Get the Value of the Selected Option From the Drop-Down List in JavaScript

In JavaScript, working with or keeping track of user interactions like mouse clicks or keyboard keypresses is challenging. Thanks to the JavaScript events, it is easier for us to keep track of the user’s interactions and get the updated values after the users on the webpage make some changes.

For example, if there is a drop-down menu and you have to select an option from the list of all the other choices, here’s what would happen: you can easily get the value of the option which you have selected from the drop-down list with the help of mouse click events.

You will see how to implement this in detail as you read this article.

Get the Selected Option From a List Using Mouse Events in JavaScript

Events in JavaScript are a great way to keep track of the user’s interactions on the webpage, like mouse clicks or keyboard click events. There are various events available in JavaScript, a full list of which can be found here. Out of all these events, we will only focus on discussing the mouse click event.

Whenever users click on any of the options present inside the drop-down list, our mouse click event will be triggered. With this feature, we can easily get the value of the selected option from the drop-down.

Let’s now see how it works during execution.

<!DOCTYPE html>
<html lang="en">

<head>
  <meta charset="UTF-8">
  <meta http-equiv="X-UA-Compatible" content="IE=edge">
  <meta name="viewport" content="width=device-width, initial-scale=1.0">
  <title>Document</title>

</head>

<body>

  <select id="list">
    <option class="drop-down">test1</option>
    <option class="drop-down" selected="selected">test2</option>
    <option class="drop-down">test3</option>
  </select>
  

  <script src="./script.js"></script>
</body>

</html>

The following is the JavaScript code.

function myFunction() {
    let elem = document.querySelectorAll(".drop-down");

    elem.forEach(element=>{
        element.addEventListener("click", e =>{
            console.log(e.target.innerHTML);
        });
    })
}

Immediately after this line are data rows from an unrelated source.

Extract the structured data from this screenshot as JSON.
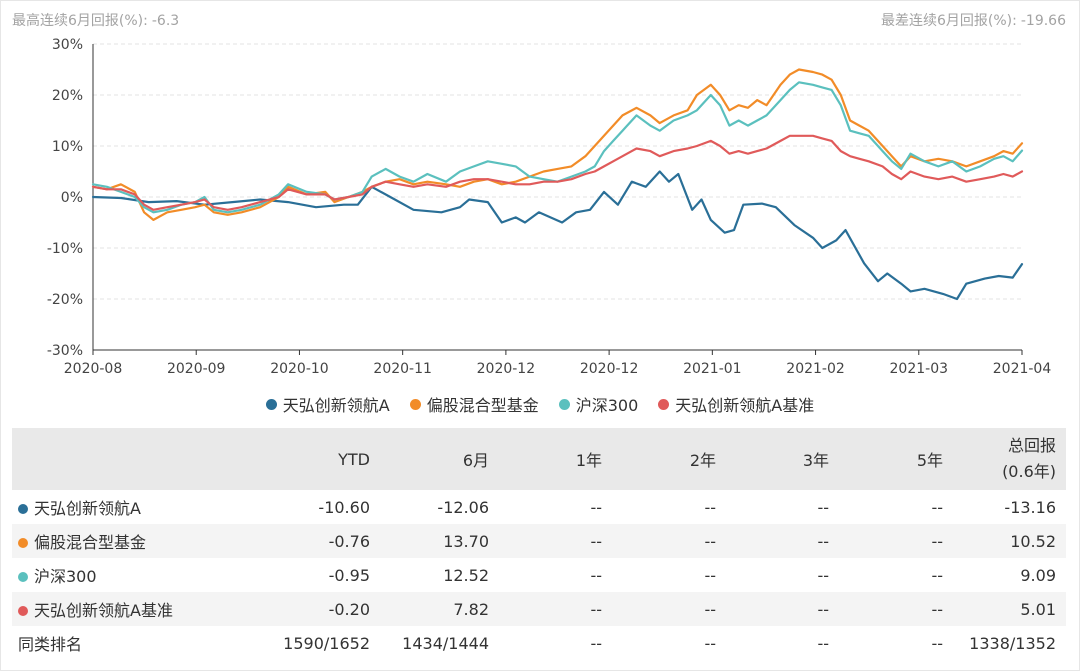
{
  "stats": {
    "max_label": "最高连续6月回报(%):",
    "max_value": "-6.3",
    "min_label": "最差连续6月回报(%):",
    "min_value": "-19.66"
  },
  "colors": {
    "fund": "#2a6f97",
    "category": "#f28c28",
    "hs300": "#5bc0be",
    "benchmark": "#e05a5a"
  },
  "chart_data": {
    "type": "line",
    "ylim": [
      -30,
      30
    ],
    "yticks": [
      30,
      20,
      10,
      0,
      -10,
      -20,
      -30
    ],
    "ytick_labels": [
      "30%",
      "20%",
      "10%",
      "0%",
      "-10%",
      "-20%",
      "-30%"
    ],
    "xlim": [
      0,
      9
    ],
    "xtick_labels": [
      "2020-08",
      "2020-09",
      "2020-10",
      "2020-11",
      "2020-12",
      "2020-12",
      "2021-01",
      "2021-02",
      "2021-03",
      "2021-04"
    ],
    "grid": true,
    "legend_position": "bottom",
    "series": [
      {
        "name": "天弘创新领航A",
        "color_key": "fund",
        "points": [
          [
            0,
            0
          ],
          [
            0.3,
            -0.2
          ],
          [
            0.6,
            -1
          ],
          [
            0.9,
            -0.8
          ],
          [
            1.2,
            -1.5
          ],
          [
            1.5,
            -1
          ],
          [
            1.8,
            -0.5
          ],
          [
            2.1,
            -1
          ],
          [
            2.4,
            -2
          ],
          [
            2.7,
            -1.5
          ],
          [
            2.85,
            -1.5
          ],
          [
            3.0,
            2
          ],
          [
            3.2,
            0
          ],
          [
            3.45,
            -2.5
          ],
          [
            3.75,
            -3
          ],
          [
            3.95,
            -2
          ],
          [
            4.05,
            -0.5
          ],
          [
            4.25,
            -1
          ],
          [
            4.4,
            -5
          ],
          [
            4.55,
            -4
          ],
          [
            4.65,
            -5
          ],
          [
            4.8,
            -3
          ],
          [
            5.05,
            -5
          ],
          [
            5.2,
            -3
          ],
          [
            5.35,
            -2.5
          ],
          [
            5.5,
            1
          ],
          [
            5.65,
            -1.5
          ],
          [
            5.8,
            3
          ],
          [
            5.95,
            2
          ],
          [
            6.1,
            5
          ],
          [
            6.2,
            3
          ],
          [
            6.3,
            4.5
          ],
          [
            6.45,
            -2.5
          ],
          [
            6.55,
            -0.5
          ],
          [
            6.65,
            -4.5
          ],
          [
            6.8,
            -7
          ],
          [
            6.9,
            -6.5
          ],
          [
            7.0,
            -1.5
          ],
          [
            7.2,
            -1.3
          ],
          [
            7.35,
            -2
          ],
          [
            7.55,
            -5.5
          ],
          [
            7.75,
            -8
          ],
          [
            7.85,
            -10
          ],
          [
            8.0,
            -8.5
          ],
          [
            8.1,
            -6.5
          ],
          [
            8.3,
            -13
          ],
          [
            8.45,
            -16.5
          ],
          [
            8.55,
            -15
          ],
          [
            8.7,
            -17
          ],
          [
            8.8,
            -18.5
          ],
          [
            8.95,
            -18
          ],
          [
            9.15,
            -19
          ],
          [
            9.3,
            -20
          ],
          [
            9.4,
            -17
          ],
          [
            9.6,
            -16
          ],
          [
            9.75,
            -15.5
          ],
          [
            9.9,
            -15.8
          ],
          [
            10.0,
            -13.16
          ]
        ]
      },
      {
        "name": "偏股混合型基金",
        "color_key": "category",
        "points": [
          [
            0,
            2
          ],
          [
            0.15,
            1.5
          ],
          [
            0.3,
            2.5
          ],
          [
            0.45,
            1
          ],
          [
            0.55,
            -3
          ],
          [
            0.65,
            -4.5
          ],
          [
            0.8,
            -3
          ],
          [
            0.95,
            -2.5
          ],
          [
            1.1,
            -2
          ],
          [
            1.2,
            -1.5
          ],
          [
            1.3,
            -3
          ],
          [
            1.45,
            -3.5
          ],
          [
            1.6,
            -3
          ],
          [
            1.8,
            -2
          ],
          [
            2.0,
            0
          ],
          [
            2.1,
            2
          ],
          [
            2.3,
            0.5
          ],
          [
            2.5,
            1
          ],
          [
            2.6,
            -1
          ],
          [
            2.75,
            0
          ],
          [
            2.9,
            1
          ],
          [
            3.0,
            2
          ],
          [
            3.15,
            3
          ],
          [
            3.3,
            3.5
          ],
          [
            3.45,
            2.5
          ],
          [
            3.6,
            3
          ],
          [
            3.8,
            2.5
          ],
          [
            3.95,
            2
          ],
          [
            4.1,
            3
          ],
          [
            4.25,
            3.5
          ],
          [
            4.4,
            2.5
          ],
          [
            4.55,
            3
          ],
          [
            4.7,
            4
          ],
          [
            4.85,
            5
          ],
          [
            5.0,
            5.5
          ],
          [
            5.15,
            6
          ],
          [
            5.3,
            8
          ],
          [
            5.4,
            10
          ],
          [
            5.5,
            12
          ],
          [
            5.6,
            14
          ],
          [
            5.7,
            16
          ],
          [
            5.85,
            17.5
          ],
          [
            6.0,
            16
          ],
          [
            6.1,
            14.5
          ],
          [
            6.25,
            16
          ],
          [
            6.4,
            17
          ],
          [
            6.5,
            20
          ],
          [
            6.65,
            22
          ],
          [
            6.75,
            20
          ],
          [
            6.85,
            17
          ],
          [
            6.95,
            18
          ],
          [
            7.05,
            17.5
          ],
          [
            7.15,
            19
          ],
          [
            7.25,
            18
          ],
          [
            7.4,
            22
          ],
          [
            7.5,
            24
          ],
          [
            7.6,
            25
          ],
          [
            7.75,
            24.5
          ],
          [
            7.85,
            24
          ],
          [
            7.95,
            23
          ],
          [
            8.05,
            20
          ],
          [
            8.15,
            15
          ],
          [
            8.25,
            14
          ],
          [
            8.35,
            13
          ],
          [
            8.5,
            10
          ],
          [
            8.6,
            8
          ],
          [
            8.7,
            6
          ],
          [
            8.8,
            8
          ],
          [
            8.95,
            7
          ],
          [
            9.1,
            7.5
          ],
          [
            9.25,
            7
          ],
          [
            9.4,
            6
          ],
          [
            9.55,
            7
          ],
          [
            9.7,
            8
          ],
          [
            9.8,
            9
          ],
          [
            9.9,
            8.5
          ],
          [
            10.0,
            10.52
          ]
        ]
      },
      {
        "name": "沪深300",
        "color_key": "hs300",
        "points": [
          [
            0,
            2.5
          ],
          [
            0.15,
            2
          ],
          [
            0.3,
            1
          ],
          [
            0.45,
            0
          ],
          [
            0.55,
            -2
          ],
          [
            0.65,
            -3
          ],
          [
            0.8,
            -2.5
          ],
          [
            0.95,
            -1.5
          ],
          [
            1.1,
            -1
          ],
          [
            1.2,
            0
          ],
          [
            1.3,
            -2.5
          ],
          [
            1.45,
            -3
          ],
          [
            1.6,
            -2.5
          ],
          [
            1.8,
            -1.5
          ],
          [
            2.0,
            0.5
          ],
          [
            2.1,
            2.5
          ],
          [
            2.3,
            1
          ],
          [
            2.5,
            0.5
          ],
          [
            2.6,
            -0.5
          ],
          [
            2.75,
            0
          ],
          [
            2.9,
            1
          ],
          [
            3.0,
            4
          ],
          [
            3.15,
            5.5
          ],
          [
            3.3,
            4
          ],
          [
            3.45,
            3
          ],
          [
            3.6,
            4.5
          ],
          [
            3.8,
            3
          ],
          [
            3.95,
            5
          ],
          [
            4.1,
            6
          ],
          [
            4.25,
            7
          ],
          [
            4.4,
            6.5
          ],
          [
            4.55,
            6
          ],
          [
            4.7,
            4
          ],
          [
            4.85,
            3.5
          ],
          [
            5.0,
            3
          ],
          [
            5.15,
            4
          ],
          [
            5.3,
            5
          ],
          [
            5.4,
            6
          ],
          [
            5.5,
            9
          ],
          [
            5.6,
            11
          ],
          [
            5.7,
            13
          ],
          [
            5.85,
            16
          ],
          [
            6.0,
            14
          ],
          [
            6.1,
            13
          ],
          [
            6.25,
            15
          ],
          [
            6.4,
            16
          ],
          [
            6.5,
            17
          ],
          [
            6.65,
            20
          ],
          [
            6.75,
            18
          ],
          [
            6.85,
            14
          ],
          [
            6.95,
            15
          ],
          [
            7.05,
            14
          ],
          [
            7.15,
            15
          ],
          [
            7.25,
            16
          ],
          [
            7.4,
            19
          ],
          [
            7.5,
            21
          ],
          [
            7.6,
            22.5
          ],
          [
            7.75,
            22
          ],
          [
            7.85,
            21.5
          ],
          [
            7.95,
            21
          ],
          [
            8.05,
            18
          ],
          [
            8.15,
            13
          ],
          [
            8.25,
            12.5
          ],
          [
            8.35,
            12
          ],
          [
            8.5,
            9
          ],
          [
            8.6,
            7
          ],
          [
            8.7,
            5.5
          ],
          [
            8.8,
            8.5
          ],
          [
            8.95,
            7
          ],
          [
            9.1,
            6
          ],
          [
            9.25,
            7
          ],
          [
            9.4,
            5
          ],
          [
            9.55,
            6
          ],
          [
            9.7,
            7.5
          ],
          [
            9.8,
            8
          ],
          [
            9.9,
            7
          ],
          [
            10.0,
            9.09
          ]
        ]
      },
      {
        "name": "天弘创新领航A基准",
        "color_key": "benchmark",
        "points": [
          [
            0,
            2
          ],
          [
            0.15,
            1.5
          ],
          [
            0.3,
            1.5
          ],
          [
            0.45,
            0.5
          ],
          [
            0.55,
            -1.5
          ],
          [
            0.65,
            -2.5
          ],
          [
            0.8,
            -2
          ],
          [
            0.95,
            -1.5
          ],
          [
            1.1,
            -1
          ],
          [
            1.2,
            -0.5
          ],
          [
            1.3,
            -2
          ],
          [
            1.45,
            -2.5
          ],
          [
            1.6,
            -2
          ],
          [
            1.8,
            -1
          ],
          [
            2.0,
            0
          ],
          [
            2.1,
            1.5
          ],
          [
            2.3,
            0.5
          ],
          [
            2.5,
            0.5
          ],
          [
            2.6,
            -0.5
          ],
          [
            2.75,
            0
          ],
          [
            2.9,
            0.5
          ],
          [
            3.0,
            2
          ],
          [
            3.15,
            3
          ],
          [
            3.3,
            2.5
          ],
          [
            3.45,
            2
          ],
          [
            3.6,
            2.5
          ],
          [
            3.8,
            2
          ],
          [
            3.95,
            3
          ],
          [
            4.1,
            3.5
          ],
          [
            4.25,
            3.5
          ],
          [
            4.4,
            3
          ],
          [
            4.55,
            2.5
          ],
          [
            4.7,
            2.5
          ],
          [
            4.85,
            3
          ],
          [
            5.0,
            3
          ],
          [
            5.15,
            3.5
          ],
          [
            5.3,
            4.5
          ],
          [
            5.4,
            5
          ],
          [
            5.5,
            6
          ],
          [
            5.6,
            7
          ],
          [
            5.7,
            8
          ],
          [
            5.85,
            9.5
          ],
          [
            6.0,
            9
          ],
          [
            6.1,
            8
          ],
          [
            6.25,
            9
          ],
          [
            6.4,
            9.5
          ],
          [
            6.5,
            10
          ],
          [
            6.65,
            11
          ],
          [
            6.75,
            10
          ],
          [
            6.85,
            8.5
          ],
          [
            6.95,
            9
          ],
          [
            7.05,
            8.5
          ],
          [
            7.15,
            9
          ],
          [
            7.25,
            9.5
          ],
          [
            7.4,
            11
          ],
          [
            7.5,
            12
          ],
          [
            7.6,
            12
          ],
          [
            7.75,
            12
          ],
          [
            7.85,
            11.5
          ],
          [
            7.95,
            11
          ],
          [
            8.05,
            9
          ],
          [
            8.15,
            8
          ],
          [
            8.25,
            7.5
          ],
          [
            8.35,
            7
          ],
          [
            8.5,
            6
          ],
          [
            8.6,
            4.5
          ],
          [
            8.7,
            3.5
          ],
          [
            8.8,
            5
          ],
          [
            8.95,
            4
          ],
          [
            9.1,
            3.5
          ],
          [
            9.25,
            4
          ],
          [
            9.4,
            3
          ],
          [
            9.55,
            3.5
          ],
          [
            9.7,
            4
          ],
          [
            9.8,
            4.5
          ],
          [
            9.9,
            4
          ],
          [
            10.0,
            5.01
          ]
        ]
      }
    ]
  },
  "table": {
    "headers": [
      "",
      "YTD",
      "6月",
      "1年",
      "2年",
      "3年",
      "5年",
      "总回报",
      "(0.6年)"
    ],
    "rows": [
      {
        "name": "天弘创新领航A",
        "color_key": "fund",
        "values": [
          "-10.60",
          "-12.06",
          "--",
          "--",
          "--",
          "--",
          "-13.16"
        ]
      },
      {
        "name": "偏股混合型基金",
        "color_key": "category",
        "values": [
          "-0.76",
          "13.70",
          "--",
          "--",
          "--",
          "--",
          "10.52"
        ]
      },
      {
        "name": "沪深300",
        "color_key": "hs300",
        "values": [
          "-0.95",
          "12.52",
          "--",
          "--",
          "--",
          "--",
          "9.09"
        ]
      },
      {
        "name": "天弘创新领航A基准",
        "color_key": "benchmark",
        "values": [
          "-0.20",
          "7.82",
          "--",
          "--",
          "--",
          "--",
          "5.01"
        ]
      },
      {
        "name": "同类排名",
        "color_key": null,
        "values": [
          "1590/1652",
          "1434/1444",
          "--",
          "--",
          "--",
          "--",
          "1338/1352"
        ]
      }
    ]
  }
}
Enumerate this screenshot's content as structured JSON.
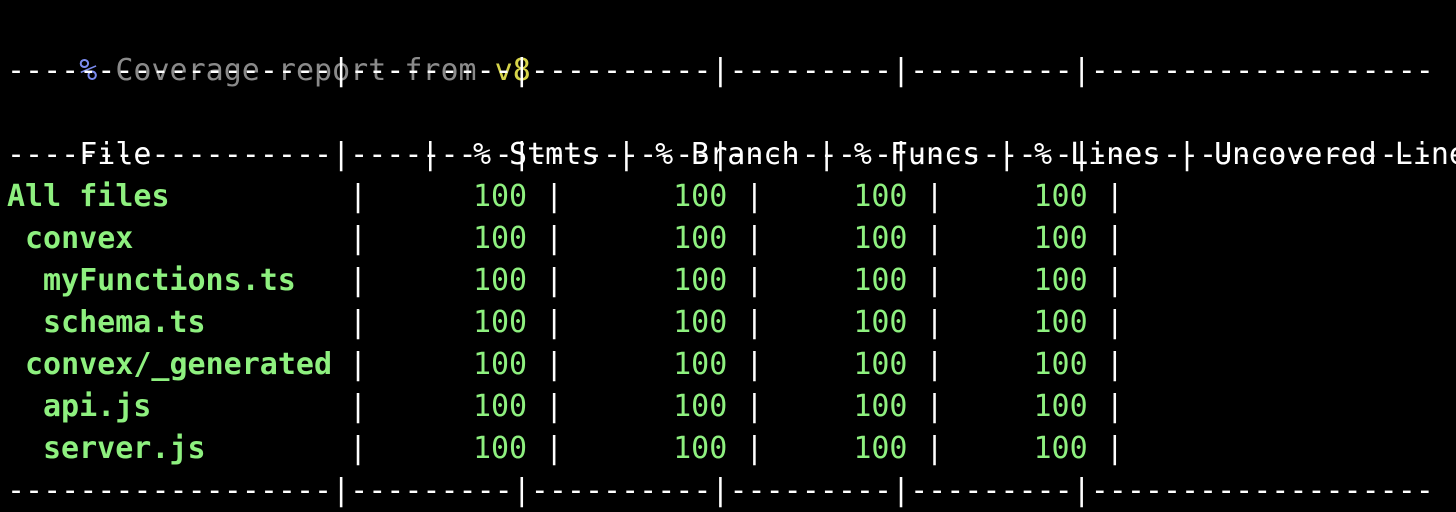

myFunction();

Output:

test2
test3
test1

Note that the output will vary depending on which option has been selected by the user from the drop-down.

Inside our HTML, we have a select tag with an id of list, which will be used to create a drop-down list. In this case, there are three options inside the select tag, each of which has a class name of drop-down. And at the end, we are linking the JavaScript code at the end of the body tag since it is present in a separate file.

Inside the JavaScript, we have a function named myFunction(). Here, we first get all the option elements of the drop-down list using the class name drop-down using the querySelectorAll property. This process will return an array containing all the options of the drop-down list. Then, we will store this array inside a variable called elem.

Now that we have all the options stored in the variable elem, we will use a for each loop on that variable. The for each loop will help us get the individual elements of the array, so we can now add event listeners to each of these option elements of the array.

The individual elements inside the array can be accessed with the variable element, passed as an argument to the for each loop. To add an event to element, we have to use a method provided by JavaScript called addEventListener(), which takes two arguments.

The first argument is the click event, and the second argument is the callback function. The click event tells the browser to execute the callback function only when a user clicks (left mouse button) on any of the options from the drop-down. The callback function itself takes an argument called e or event which will help us get the element that the user selects.

In the callback function, you can write whatever code you want. Since we want to get the value of the option selected in this case, we will use e.target. This command will tell which HTML element is currently being selected.

Finally, to get the value of that option selected, we can use e.target.innerHTML and pass this inside the console.log() method to see the output in the console window.

Contribute
DelftStack is a collective effort contributed by software geeks like you. If you like the article and would like to contribute to DelftStack by writing paid articles, you can check the write for us page.